▸ **Work to complete**:
Print out every record exactly as it appears.

Component data from apps and pages:

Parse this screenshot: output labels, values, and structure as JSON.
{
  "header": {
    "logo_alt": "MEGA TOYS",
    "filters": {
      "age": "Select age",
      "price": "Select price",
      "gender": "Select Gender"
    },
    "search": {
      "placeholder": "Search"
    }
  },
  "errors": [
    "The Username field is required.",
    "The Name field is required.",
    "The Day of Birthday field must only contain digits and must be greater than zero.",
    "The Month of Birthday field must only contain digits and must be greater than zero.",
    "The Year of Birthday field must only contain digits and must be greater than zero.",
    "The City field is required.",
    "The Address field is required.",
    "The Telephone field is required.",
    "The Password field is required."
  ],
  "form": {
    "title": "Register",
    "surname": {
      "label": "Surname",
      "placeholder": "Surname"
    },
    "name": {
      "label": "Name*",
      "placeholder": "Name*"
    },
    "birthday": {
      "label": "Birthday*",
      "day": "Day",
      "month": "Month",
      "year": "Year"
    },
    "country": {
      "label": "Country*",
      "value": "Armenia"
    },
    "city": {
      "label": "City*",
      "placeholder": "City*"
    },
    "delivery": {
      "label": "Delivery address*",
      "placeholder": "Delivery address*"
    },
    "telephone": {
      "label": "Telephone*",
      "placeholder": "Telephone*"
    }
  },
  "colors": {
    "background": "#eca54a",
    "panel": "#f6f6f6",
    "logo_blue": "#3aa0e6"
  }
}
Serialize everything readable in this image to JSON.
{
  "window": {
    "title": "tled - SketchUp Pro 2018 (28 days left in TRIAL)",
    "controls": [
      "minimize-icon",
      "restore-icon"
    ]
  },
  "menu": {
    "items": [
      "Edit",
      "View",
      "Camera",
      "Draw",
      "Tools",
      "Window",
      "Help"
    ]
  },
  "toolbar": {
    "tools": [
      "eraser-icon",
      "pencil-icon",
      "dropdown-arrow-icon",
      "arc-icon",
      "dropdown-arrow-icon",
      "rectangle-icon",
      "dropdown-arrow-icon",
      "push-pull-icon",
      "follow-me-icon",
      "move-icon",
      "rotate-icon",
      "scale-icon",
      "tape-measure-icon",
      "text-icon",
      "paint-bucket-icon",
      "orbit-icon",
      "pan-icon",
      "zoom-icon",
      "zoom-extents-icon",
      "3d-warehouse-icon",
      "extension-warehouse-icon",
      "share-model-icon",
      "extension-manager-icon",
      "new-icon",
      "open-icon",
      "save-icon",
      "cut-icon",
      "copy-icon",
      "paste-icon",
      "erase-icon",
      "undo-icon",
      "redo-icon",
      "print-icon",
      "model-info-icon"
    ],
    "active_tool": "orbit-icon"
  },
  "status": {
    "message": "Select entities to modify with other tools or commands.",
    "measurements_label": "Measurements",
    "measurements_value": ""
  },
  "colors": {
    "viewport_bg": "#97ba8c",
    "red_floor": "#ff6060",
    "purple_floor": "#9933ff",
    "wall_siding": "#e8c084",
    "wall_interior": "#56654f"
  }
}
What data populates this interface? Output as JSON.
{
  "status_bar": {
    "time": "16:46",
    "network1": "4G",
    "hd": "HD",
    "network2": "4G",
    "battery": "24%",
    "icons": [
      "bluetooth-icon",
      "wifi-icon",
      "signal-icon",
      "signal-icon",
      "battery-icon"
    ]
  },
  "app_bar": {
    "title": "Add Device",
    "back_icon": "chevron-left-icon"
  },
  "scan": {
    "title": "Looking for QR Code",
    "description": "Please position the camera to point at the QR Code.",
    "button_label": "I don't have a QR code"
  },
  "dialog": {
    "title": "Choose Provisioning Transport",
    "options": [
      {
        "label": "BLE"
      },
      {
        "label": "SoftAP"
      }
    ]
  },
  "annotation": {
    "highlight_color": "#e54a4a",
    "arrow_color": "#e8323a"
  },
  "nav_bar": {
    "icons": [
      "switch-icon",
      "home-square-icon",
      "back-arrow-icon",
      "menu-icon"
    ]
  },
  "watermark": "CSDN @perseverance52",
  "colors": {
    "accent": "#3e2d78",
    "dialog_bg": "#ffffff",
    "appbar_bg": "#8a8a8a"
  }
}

▸ **Solution to this task**:
Parse this screenshot: output labels, values, and structure as JSON.
{
  "header": {
    "logo_alt": "MEGA TOYS",
    "filters": {
      "age": "Select age",
      "price": "Select price",
      "gender": "Select Gender"
    },
    "search": {
      "placeholder": "Search"
    }
  },
  "errors": [
    "The Username field is required.",
    "The Name field is required.",
    "The Day of Birthday field must only contain digits and must be greater than zero.",
    "The Month of Birthday field must only contain digits and must be greater than zero.",
    "The Year of Birthday field must only contain digits and must be greater than zero.",
    "The City field is required.",
    "The Address field is required.",
    "The Telephone field is required.",
    "The Password field is required."
  ],
  "form": {
    "title": "Register",
    "surname": {
      "label": "Surname",
      "placeholder": "Surname"
    },
    "name": {
      "label": "Name*",
      "placeholder": "Name*"
    },
    "birthday": {
      "label": "Birthday*",
      "day": "Day",
      "month": "Month",
      "year": "Year"
    },
    "country": {
      "label": "Country*",
      "value": "Armenia"
    },
    "city": {
      "label": "City*",
      "placeholder": "City*"
    },
    "delivery": {
      "label": "Delivery address*",
      "placeholder": "Delivery address*"
    },
    "telephone": {
      "label": "Telephone*",
      "placeholder": "Telephone*"
    }
  },
  "colors": {
    "background": "#eca54a",
    "panel": "#f6f6f6",
    "logo_blue": "#3aa0e6"
  }
}
Serialize everything readable in this image to JSON.
{
  "window": {
    "title": "tled - SketchUp Pro 2018 (28 days left in TRIAL)",
    "controls": [
      "minimize-icon",
      "restore-icon"
    ]
  },
  "menu": {
    "items": [
      "Edit",
      "View",
      "Camera",
      "Draw",
      "Tools",
      "Window",
      "Help"
    ]
  },
  "toolbar": {
    "tools": [
      "eraser-icon",
      "pencil-icon",
      "dropdown-arrow-icon",
      "arc-icon",
      "dropdown-arrow-icon",
      "rectangle-icon",
      "dropdown-arrow-icon",
      "push-pull-icon",
      "follow-me-icon",
      "move-icon",
      "rotate-icon",
      "scale-icon",
      "tape-measure-icon",
      "text-icon",
      "paint-bucket-icon",
      "orbit-icon",
      "pan-icon",
      "zoom-icon",
      "zoom-extents-icon",
      "3d-warehouse-icon",
      "extension-warehouse-icon",
      "share-model-icon",
      "extension-manager-icon",
      "new-icon",
      "open-icon",
      "save-icon",
      "cut-icon",
      "copy-icon",
      "paste-icon",
      "erase-icon",
      "undo-icon",
      "redo-icon",
      "print-icon",
      "model-info-icon"
    ],
    "active_tool": "orbit-icon"
  },
  "status": {
    "message": "Select entities to modify with other tools or commands.",
    "measurements_label": "Measurements",
    "measurements_value": ""
  },
  "colors": {
    "viewport_bg": "#97ba8c",
    "red_floor": "#ff6060",
    "purple_floor": "#9933ff",
    "wall_siding": "#e8c084",
    "wall_interior": "#56654f"
  }
}
What data populates this interface? Output as JSON.
{
  "status_bar": {
    "time": "16:46",
    "network1": "4G",
    "hd": "HD",
    "network2": "4G",
    "battery": "24%",
    "icons": [
      "bluetooth-icon",
      "wifi-icon",
      "signal-icon",
      "signal-icon",
      "battery-icon"
    ]
  },
  "app_bar": {
    "title": "Add Device",
    "back_icon": "chevron-left-icon"
  },
  "scan": {
    "title": "Looking for QR Code",
    "description": "Please position the camera to point at the QR Code.",
    "button_label": "I don't have a QR code"
  },
  "dialog": {
    "title": "Choose Provisioning Transport",
    "options": [
      {
        "label": "BLE"
      },
      {
        "label": "SoftAP"
      }
    ]
  },
  "annotation": {
    "highlight_color": "#e54a4a",
    "arrow_color": "#e8323a"
  },
  "nav_bar": {
    "icons": [
      "switch-icon",
      "home-square-icon",
      "back-arrow-icon",
      "menu-icon"
    ]
  },
  "watermark": "CSDN @perseverance52",
  "colors": {
    "accent": "#3e2d78",
    "dialog_bg": "#ffffff",
    "appbar_bg": "#8a8a8a"
  }
}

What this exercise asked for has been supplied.